Find out more

Read kids' guides to all aspects of life in London and life in England on the Project Britain website

Explore England is a guide to all things English from Rough Guide

English Heritage looks after royal castles, historic gardens, forts, world-famous prehistoric sites and many other places of historical interest in England

See old photographs of London

The Lonely Planet guide to England

Find out more about places, cities, and holiday destinations to visit in England

The Encyclopedia Britannica entry for England is packed with facts and information

The Channel Tunnel from England to France has been named one of the seven wonders of the modern world

See for yourself

Visit Britain has destination guides for places and attractions all around England

The top 10 English tourist destinations include the Tower of London, Kew Gardens, Windermere and Stonehenge

Take a virtual tour of the capital with the Visit London Virtual Tour, or get a high-rise view of London's skyscrapers

Visit London's Big Ben and the London Eye

Find out more about London's history at the Museum of London

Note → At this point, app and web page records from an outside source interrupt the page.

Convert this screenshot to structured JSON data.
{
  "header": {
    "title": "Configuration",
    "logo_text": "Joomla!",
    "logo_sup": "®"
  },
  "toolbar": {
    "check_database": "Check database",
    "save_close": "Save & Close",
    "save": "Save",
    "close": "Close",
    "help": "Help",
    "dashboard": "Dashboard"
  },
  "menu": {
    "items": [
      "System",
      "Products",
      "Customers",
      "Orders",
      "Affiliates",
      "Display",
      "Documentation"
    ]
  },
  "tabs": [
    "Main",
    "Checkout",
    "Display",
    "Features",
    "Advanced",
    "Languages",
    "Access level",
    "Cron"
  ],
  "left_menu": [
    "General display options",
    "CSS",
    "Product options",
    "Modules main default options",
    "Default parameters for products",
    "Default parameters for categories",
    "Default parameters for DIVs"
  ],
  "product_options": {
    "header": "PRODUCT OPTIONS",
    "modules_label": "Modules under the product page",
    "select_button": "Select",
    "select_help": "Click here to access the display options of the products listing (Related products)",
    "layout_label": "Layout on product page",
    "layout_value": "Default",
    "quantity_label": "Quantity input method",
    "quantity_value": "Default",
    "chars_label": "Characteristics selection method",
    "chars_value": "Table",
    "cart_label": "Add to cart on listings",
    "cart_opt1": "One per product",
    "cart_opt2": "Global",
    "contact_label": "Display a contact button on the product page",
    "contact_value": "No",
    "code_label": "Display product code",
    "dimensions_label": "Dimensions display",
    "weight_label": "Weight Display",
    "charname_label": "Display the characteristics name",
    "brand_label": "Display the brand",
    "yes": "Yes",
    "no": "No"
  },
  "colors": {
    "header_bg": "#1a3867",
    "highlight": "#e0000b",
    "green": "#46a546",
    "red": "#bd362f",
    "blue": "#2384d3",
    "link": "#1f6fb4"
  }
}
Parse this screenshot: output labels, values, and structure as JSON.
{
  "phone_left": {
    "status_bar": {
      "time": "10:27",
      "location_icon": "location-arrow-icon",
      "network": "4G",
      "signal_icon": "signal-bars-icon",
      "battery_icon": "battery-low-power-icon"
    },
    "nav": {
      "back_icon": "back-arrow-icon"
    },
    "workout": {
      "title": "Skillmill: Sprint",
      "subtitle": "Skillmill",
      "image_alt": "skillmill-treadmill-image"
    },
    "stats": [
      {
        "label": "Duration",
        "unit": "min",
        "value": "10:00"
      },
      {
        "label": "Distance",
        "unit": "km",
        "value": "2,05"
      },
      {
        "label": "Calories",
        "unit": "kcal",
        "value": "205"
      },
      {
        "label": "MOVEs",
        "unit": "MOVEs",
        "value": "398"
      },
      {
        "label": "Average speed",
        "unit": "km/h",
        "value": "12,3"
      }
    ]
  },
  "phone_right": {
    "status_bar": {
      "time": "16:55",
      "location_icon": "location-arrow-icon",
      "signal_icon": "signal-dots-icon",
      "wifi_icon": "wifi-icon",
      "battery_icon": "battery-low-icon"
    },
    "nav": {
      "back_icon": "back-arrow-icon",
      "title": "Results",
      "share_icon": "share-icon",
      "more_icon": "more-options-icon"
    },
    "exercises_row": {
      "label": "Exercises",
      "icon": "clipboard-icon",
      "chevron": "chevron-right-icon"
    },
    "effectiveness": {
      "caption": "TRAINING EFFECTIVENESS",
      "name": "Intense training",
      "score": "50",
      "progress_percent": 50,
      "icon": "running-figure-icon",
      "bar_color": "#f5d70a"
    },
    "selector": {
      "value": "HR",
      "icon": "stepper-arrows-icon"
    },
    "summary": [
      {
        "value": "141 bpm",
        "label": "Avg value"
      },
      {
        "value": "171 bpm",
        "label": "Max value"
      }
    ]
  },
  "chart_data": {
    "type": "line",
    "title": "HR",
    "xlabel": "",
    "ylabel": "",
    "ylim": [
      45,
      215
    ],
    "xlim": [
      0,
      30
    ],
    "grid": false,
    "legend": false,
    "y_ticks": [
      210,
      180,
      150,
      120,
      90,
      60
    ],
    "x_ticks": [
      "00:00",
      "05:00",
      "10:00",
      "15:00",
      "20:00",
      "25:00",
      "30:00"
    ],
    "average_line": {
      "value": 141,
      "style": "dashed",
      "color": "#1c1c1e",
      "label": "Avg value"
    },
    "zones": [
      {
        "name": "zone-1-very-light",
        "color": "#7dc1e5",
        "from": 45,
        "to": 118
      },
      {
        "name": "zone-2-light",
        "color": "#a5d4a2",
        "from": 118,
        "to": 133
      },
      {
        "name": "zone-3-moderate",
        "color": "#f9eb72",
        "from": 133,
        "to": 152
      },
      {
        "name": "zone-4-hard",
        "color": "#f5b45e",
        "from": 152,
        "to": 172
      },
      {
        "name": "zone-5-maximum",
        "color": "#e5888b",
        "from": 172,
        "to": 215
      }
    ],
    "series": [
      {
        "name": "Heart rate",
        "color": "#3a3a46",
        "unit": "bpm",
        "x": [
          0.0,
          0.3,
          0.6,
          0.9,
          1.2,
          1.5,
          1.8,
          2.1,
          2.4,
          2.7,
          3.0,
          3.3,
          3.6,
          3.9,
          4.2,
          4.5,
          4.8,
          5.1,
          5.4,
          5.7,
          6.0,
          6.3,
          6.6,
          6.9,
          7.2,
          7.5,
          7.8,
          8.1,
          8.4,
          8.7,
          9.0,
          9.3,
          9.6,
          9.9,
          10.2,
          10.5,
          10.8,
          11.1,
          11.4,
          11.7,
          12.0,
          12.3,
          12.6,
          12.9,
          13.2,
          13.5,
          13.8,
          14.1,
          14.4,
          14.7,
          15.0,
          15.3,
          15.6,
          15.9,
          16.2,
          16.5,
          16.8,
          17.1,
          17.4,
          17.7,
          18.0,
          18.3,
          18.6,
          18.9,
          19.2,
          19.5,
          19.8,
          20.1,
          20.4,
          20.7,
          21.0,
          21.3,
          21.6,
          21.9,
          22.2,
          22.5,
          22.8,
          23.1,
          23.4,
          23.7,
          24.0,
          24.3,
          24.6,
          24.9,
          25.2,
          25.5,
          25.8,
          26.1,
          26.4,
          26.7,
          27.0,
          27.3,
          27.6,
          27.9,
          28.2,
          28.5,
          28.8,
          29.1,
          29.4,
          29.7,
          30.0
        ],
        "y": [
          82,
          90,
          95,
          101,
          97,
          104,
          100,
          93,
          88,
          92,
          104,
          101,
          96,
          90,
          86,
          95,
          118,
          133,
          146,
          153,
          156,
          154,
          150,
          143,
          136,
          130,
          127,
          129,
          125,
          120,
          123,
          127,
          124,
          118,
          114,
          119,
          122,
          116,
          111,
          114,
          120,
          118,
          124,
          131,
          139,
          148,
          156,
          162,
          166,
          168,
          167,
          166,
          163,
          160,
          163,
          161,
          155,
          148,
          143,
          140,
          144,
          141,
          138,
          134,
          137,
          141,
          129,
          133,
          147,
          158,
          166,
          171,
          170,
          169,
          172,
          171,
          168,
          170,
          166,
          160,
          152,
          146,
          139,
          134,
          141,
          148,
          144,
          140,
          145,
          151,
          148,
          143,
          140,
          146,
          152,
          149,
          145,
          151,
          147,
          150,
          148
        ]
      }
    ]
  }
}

Antony Gormley’s Angel of the North is the UK’s most famous piece of public art. Since 1998 it has been welcoming visitors to NewcastleGateshead and the north of England.

Also see